Clifton church March 2007
Clifton church March 2007

All Saints church dates largely to the early 14th century. However, a church existed here in 1202 (the date of the first known rector) and common sense indicates that there must have been a church of some description here from well before the Norman Conquest of 1066.

 Looking north-west from the nave to the north aisle November 2009
Looking north-west from the nave to the north aisle November 2009

The church is built of coursed rubble, mostly ironstone, with some ashlar facings. The building comprises a nave and chancel of the early 14th century, both in the Decorated style. The south porch belongs to the same century as does the west tower, though it was rebuilt about a century later. The north aisle is Perpendicular in design and belongs to the 15th century. The vestry is late 19th century.

Clifton font, showing the 15th century screen behind November 2009
Clifton font, showing the 15th century screen behind November 2009

Moving inside, the font, if it is original to the church, is the oldest thing about the building. It is made of Purbeck stone and is 13th century, though the pedestal on which it stands is 19th century. Most of the interior is pure 1850s restoration except for the building's two late medieval gems.

Mary Magdalene from the 15th century screen November 2009
Mary Magdalene from the 15th century screen November 2009

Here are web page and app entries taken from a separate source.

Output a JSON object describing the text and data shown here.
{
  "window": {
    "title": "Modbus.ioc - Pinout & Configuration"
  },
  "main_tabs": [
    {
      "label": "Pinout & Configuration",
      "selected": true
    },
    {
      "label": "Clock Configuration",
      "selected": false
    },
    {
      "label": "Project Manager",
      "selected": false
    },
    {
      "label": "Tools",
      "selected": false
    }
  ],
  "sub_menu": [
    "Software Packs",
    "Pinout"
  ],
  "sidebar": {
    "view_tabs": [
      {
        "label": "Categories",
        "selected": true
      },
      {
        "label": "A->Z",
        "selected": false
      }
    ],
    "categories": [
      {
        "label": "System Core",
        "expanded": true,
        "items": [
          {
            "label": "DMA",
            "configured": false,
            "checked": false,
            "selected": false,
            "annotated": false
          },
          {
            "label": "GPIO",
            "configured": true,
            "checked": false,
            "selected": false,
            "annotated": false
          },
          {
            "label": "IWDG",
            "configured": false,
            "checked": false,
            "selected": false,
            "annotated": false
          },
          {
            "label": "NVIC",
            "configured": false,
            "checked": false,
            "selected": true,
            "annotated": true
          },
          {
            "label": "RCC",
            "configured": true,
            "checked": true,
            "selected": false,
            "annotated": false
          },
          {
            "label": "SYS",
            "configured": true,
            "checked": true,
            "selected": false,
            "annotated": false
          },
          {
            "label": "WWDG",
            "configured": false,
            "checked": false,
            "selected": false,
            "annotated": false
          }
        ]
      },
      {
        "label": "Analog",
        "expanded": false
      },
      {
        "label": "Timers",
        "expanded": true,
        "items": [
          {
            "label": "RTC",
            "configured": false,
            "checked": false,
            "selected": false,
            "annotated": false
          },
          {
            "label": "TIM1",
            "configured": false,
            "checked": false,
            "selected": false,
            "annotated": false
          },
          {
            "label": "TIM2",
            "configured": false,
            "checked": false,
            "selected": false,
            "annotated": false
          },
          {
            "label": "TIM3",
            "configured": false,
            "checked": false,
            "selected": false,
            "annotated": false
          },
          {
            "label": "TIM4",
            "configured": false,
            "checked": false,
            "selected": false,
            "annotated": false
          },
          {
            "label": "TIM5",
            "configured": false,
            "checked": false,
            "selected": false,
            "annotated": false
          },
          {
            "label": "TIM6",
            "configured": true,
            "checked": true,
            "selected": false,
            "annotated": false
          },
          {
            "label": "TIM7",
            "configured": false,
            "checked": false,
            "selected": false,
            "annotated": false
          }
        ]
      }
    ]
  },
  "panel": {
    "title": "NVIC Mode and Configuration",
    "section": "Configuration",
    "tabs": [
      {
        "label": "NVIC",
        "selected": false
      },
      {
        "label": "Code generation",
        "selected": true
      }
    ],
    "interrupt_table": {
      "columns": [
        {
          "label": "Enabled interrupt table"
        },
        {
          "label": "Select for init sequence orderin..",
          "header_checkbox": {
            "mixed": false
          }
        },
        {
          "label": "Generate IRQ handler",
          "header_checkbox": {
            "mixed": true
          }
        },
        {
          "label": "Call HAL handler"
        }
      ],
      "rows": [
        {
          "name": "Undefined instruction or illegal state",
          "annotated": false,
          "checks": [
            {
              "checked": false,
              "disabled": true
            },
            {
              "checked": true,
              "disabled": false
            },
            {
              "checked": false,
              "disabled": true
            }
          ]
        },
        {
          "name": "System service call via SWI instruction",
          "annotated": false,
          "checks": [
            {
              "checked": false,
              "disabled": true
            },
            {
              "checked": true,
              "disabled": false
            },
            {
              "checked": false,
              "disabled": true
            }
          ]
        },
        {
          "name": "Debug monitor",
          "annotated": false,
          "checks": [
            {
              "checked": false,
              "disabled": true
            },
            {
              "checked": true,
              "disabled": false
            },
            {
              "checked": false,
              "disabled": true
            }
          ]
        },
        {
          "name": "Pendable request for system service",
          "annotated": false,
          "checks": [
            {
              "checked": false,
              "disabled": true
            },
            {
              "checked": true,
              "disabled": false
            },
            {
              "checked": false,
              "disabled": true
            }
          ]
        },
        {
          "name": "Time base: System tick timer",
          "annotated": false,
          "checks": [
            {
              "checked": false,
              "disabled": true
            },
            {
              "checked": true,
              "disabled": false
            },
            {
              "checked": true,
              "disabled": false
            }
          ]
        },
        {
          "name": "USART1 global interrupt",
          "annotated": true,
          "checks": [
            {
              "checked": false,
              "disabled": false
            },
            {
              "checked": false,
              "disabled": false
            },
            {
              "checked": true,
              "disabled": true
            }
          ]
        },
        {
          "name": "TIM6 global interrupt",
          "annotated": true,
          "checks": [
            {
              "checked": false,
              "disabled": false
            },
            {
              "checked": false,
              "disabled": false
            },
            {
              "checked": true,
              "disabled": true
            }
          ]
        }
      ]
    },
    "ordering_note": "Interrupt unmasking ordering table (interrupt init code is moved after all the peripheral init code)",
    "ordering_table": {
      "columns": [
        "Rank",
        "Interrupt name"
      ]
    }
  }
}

The first of these gems is a screen of the 15th century. It described by Sir Nikolaus Pevsner in his Buildings of England volume on Bedfordshire as "Not good" as it was then not restored. It was treated in 1992 and now reveals splendid the paintings of Old Testament prophets paired with New Testament saints on a rick red background. It does not now stand as a rood screen between the nave and chancel but behind the font at the west end of the church leading to the base of the tower.

The tomb of Sir Thomas Lucy and his wife November 2009
The tomb of Sir Thomas Lucy and his wife November 2009

The other late medieval gem is the tomb of Sir Thomas Lucy, (once thought to be that of Sir Michael Fisher) in the north chapel, now used as a vestry. It is 16th century (he died in 1525). The monument is of alabaster and was clearly once very fine, though it has now been battered as well as defaced by many graffiti, some as early as the 17th century.

A graffito of 1657 on Sir Thomas Lucy's tomb November 2009
A graffito of 1657 on Sir Thomas Lucy's tomb November 2009

A brass in the floor next to the monument is to John Fisher. He was the son of Michael, to whom the alabaster monument was once thought to belong. There is also a brass of Fisher's wife and they date to 1528.

Brass of Sir Michael Fisher's wife November 2009
Brass of Sir Michael Fisher's wife November 2009

A glebe terrier of 1822 [P7/1/8], before the church's restoration, describes it as: "an ancient building containing in length Sixty five feet and an half, in breadth Thirty eight feet and an half, the Chancel in breadth sixteen feet. On the north side of the Chancel is a Chapel in breadth Seventeen feet. The Steeple is fifteen feet by fourteen square within the walls, in height fifty Nine feet". The north chapel, which had belonged to Clifton Manor was pulled down, then rebuilt and enlarged between 1862 and 1863.